The recent licensing of ERAVAC RHD2 vaccine for use in the UK is important in that it further recognises the concerns of the regulatory authorities and drug companies that RHD2 is a serious health and welfare concern to UK rabbits. However, there are a few caveats here, related to its origin as a vaccine for meat rabbits. The vaccine duration of action has not been determined, as meat rabbits are typically slaughtered very early in life.
In fact, the product characteristics state: “Vaccinate only fattening rabbits. No information is available on the safety and efficacy in other categories such as breeding or pet rabbits.” In addition, the vaccine is oil adjuvanted, necessitating the following user warning: *Eravac is an emulsion containing mineral oil.
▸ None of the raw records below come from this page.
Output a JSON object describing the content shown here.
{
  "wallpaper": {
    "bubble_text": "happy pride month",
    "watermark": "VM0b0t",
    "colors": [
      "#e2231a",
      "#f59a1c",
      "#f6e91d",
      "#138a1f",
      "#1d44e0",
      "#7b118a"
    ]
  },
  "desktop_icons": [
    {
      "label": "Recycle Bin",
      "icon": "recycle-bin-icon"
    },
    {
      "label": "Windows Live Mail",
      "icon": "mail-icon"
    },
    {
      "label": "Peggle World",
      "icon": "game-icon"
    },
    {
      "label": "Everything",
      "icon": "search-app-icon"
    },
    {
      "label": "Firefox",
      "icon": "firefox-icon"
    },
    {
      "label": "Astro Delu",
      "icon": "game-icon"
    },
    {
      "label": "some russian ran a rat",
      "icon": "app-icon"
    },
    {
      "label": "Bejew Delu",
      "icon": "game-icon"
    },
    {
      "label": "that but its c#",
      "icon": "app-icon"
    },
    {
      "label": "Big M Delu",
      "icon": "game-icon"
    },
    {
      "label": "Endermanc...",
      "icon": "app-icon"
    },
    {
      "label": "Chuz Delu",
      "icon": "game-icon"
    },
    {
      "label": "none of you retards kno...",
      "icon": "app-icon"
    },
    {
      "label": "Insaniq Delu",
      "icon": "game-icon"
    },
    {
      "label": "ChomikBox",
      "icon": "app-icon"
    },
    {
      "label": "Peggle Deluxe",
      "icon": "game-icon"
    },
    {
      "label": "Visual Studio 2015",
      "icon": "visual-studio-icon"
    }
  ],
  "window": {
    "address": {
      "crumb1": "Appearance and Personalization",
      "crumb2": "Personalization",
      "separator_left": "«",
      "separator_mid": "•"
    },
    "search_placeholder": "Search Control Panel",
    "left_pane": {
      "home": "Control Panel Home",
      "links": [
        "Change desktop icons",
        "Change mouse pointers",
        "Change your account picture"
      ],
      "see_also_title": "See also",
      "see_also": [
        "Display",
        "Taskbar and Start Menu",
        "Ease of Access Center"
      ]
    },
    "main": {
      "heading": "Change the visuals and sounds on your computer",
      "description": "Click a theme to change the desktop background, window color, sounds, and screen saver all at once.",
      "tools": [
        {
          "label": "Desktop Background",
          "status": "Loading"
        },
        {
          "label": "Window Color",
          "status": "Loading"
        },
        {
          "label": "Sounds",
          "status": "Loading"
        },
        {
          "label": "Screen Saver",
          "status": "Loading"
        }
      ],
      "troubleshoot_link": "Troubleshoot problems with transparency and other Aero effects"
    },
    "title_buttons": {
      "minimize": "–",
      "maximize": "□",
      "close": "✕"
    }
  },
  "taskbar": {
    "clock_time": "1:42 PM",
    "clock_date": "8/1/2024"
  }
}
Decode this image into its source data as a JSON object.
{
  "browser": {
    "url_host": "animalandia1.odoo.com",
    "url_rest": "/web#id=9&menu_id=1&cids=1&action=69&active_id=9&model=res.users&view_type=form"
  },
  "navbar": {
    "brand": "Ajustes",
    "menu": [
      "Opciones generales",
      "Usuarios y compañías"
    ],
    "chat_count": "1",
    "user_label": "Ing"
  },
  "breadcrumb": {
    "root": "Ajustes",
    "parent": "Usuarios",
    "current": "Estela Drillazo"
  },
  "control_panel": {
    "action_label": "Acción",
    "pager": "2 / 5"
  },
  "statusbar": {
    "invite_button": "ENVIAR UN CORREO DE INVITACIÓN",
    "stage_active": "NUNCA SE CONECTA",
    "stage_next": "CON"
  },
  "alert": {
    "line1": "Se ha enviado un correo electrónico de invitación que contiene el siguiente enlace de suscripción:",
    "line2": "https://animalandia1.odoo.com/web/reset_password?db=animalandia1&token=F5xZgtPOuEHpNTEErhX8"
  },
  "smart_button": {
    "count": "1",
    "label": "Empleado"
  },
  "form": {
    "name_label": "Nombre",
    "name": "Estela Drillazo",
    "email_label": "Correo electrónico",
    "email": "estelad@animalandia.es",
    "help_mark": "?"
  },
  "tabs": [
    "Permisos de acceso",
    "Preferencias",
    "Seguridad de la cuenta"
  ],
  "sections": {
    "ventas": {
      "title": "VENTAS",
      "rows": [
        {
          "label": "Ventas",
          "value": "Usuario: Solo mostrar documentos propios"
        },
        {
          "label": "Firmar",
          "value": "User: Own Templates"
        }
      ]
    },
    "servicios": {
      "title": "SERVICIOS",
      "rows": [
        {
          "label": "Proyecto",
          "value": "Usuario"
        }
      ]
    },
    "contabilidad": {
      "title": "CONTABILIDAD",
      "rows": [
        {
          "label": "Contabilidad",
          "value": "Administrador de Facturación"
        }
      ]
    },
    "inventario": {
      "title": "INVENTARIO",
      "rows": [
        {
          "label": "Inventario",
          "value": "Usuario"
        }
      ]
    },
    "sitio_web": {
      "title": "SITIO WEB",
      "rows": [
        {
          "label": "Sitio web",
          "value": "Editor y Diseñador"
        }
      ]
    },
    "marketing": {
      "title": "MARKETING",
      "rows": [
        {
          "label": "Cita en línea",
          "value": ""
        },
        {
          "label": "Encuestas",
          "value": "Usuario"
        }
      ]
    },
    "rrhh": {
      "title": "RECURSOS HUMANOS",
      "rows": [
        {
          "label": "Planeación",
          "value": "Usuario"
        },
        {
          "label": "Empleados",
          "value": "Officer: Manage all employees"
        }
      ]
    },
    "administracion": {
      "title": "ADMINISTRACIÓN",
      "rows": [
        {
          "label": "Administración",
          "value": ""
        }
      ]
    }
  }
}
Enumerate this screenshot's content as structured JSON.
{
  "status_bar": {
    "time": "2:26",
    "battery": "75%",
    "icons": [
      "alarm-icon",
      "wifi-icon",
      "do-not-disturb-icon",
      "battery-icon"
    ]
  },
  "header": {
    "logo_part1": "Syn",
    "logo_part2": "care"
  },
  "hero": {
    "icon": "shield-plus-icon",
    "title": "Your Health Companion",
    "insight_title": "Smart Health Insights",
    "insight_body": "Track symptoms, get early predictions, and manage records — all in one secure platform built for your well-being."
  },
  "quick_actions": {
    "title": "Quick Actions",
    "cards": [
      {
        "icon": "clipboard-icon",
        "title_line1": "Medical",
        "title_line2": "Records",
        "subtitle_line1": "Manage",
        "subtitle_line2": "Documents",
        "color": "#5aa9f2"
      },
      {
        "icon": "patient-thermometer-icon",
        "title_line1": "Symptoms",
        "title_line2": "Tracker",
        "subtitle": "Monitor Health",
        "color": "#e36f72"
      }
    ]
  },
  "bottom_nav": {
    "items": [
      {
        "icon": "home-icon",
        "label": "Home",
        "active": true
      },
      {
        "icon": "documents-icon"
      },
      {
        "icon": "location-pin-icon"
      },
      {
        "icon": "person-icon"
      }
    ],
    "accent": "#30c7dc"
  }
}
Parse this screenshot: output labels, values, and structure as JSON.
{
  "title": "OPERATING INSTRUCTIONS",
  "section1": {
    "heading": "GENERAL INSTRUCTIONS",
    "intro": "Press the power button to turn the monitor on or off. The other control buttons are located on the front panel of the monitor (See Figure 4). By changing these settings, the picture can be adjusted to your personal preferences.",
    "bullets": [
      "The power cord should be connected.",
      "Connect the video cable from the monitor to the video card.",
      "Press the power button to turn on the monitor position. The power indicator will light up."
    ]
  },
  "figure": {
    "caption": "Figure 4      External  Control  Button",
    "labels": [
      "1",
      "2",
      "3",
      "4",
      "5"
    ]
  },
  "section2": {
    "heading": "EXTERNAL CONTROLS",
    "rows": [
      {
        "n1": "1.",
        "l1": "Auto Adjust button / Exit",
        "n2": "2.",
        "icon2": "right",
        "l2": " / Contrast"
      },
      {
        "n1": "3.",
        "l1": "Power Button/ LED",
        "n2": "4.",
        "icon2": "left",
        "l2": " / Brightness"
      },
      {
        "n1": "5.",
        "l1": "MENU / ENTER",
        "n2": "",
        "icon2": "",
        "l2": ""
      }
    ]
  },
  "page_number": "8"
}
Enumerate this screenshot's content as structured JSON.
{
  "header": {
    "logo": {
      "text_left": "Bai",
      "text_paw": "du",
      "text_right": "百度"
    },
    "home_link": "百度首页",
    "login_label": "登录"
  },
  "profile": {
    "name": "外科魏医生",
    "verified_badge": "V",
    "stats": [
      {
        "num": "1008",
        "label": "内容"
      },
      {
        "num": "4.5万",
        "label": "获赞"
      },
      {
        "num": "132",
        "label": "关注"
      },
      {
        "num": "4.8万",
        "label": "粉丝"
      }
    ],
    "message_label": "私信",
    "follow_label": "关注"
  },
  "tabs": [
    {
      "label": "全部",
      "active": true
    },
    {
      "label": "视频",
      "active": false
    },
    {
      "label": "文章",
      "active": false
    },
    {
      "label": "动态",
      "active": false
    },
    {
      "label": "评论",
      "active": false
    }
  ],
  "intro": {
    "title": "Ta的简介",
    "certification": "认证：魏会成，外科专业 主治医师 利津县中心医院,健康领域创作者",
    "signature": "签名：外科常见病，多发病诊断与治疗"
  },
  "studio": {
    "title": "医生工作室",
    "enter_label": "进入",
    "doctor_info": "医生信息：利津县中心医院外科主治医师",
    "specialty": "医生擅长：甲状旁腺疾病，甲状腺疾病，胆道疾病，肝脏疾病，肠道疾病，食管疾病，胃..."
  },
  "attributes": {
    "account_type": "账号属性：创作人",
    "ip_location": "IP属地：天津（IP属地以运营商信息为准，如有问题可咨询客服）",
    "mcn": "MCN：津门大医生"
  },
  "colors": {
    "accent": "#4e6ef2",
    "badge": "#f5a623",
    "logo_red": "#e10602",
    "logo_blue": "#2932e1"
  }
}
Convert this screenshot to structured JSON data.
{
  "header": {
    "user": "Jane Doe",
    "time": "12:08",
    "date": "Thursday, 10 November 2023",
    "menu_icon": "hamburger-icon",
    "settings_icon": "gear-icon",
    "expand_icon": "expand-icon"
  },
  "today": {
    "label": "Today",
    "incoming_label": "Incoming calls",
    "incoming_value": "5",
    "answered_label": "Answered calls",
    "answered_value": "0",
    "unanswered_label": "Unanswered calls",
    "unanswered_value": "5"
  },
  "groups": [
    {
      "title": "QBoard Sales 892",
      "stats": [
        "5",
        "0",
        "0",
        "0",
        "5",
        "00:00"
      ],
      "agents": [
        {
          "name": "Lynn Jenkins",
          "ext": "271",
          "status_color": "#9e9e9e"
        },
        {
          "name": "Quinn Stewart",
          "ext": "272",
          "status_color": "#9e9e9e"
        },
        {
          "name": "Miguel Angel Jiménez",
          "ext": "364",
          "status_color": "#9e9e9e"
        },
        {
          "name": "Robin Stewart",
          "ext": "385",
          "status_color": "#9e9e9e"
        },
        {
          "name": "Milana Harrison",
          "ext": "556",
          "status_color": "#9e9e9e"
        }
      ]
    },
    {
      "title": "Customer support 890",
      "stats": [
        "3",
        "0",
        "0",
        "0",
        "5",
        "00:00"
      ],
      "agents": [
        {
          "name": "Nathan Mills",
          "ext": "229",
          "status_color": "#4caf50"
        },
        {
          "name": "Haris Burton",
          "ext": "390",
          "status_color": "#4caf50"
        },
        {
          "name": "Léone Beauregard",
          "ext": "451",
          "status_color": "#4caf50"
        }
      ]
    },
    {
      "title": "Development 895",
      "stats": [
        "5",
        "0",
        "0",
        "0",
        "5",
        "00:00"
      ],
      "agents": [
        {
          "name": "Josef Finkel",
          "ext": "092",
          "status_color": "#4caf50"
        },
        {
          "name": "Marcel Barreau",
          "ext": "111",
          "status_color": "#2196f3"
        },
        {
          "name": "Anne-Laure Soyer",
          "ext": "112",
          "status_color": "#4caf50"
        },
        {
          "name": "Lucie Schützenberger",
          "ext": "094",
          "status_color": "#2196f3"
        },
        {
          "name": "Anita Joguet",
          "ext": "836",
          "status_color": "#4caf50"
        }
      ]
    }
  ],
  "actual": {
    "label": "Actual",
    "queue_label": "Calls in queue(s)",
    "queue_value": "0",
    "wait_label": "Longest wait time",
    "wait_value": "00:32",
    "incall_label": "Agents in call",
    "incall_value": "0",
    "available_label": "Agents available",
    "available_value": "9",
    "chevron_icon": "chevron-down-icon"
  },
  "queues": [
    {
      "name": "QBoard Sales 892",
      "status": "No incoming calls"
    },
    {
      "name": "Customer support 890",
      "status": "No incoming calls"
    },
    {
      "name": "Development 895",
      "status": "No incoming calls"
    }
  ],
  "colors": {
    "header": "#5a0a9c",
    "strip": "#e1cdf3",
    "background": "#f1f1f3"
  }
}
Accidental injection may cause severe pain and selling, particularly if injected into a joint or finger – this could result in the loss of the finger if prompt medical attention is not given. If someone is accidentally injected with this product, they must seek medical attention immediately even if only a very small amount is injected. The package leaflet should be shown to the doctor. If pain persists for more than 12 hours after medical examination, the doctor should be contacted again.*
For these reasons, we feel that other vaccines, such as Filavac, covering RHD2 are preferable for the pet and rabbit population in the UK. As ever, rabbit owners are urged to discuss the specifics of their rabbit’s care with their own vets, and those vets are welcome to contact RWAF for further discussion should they wish to.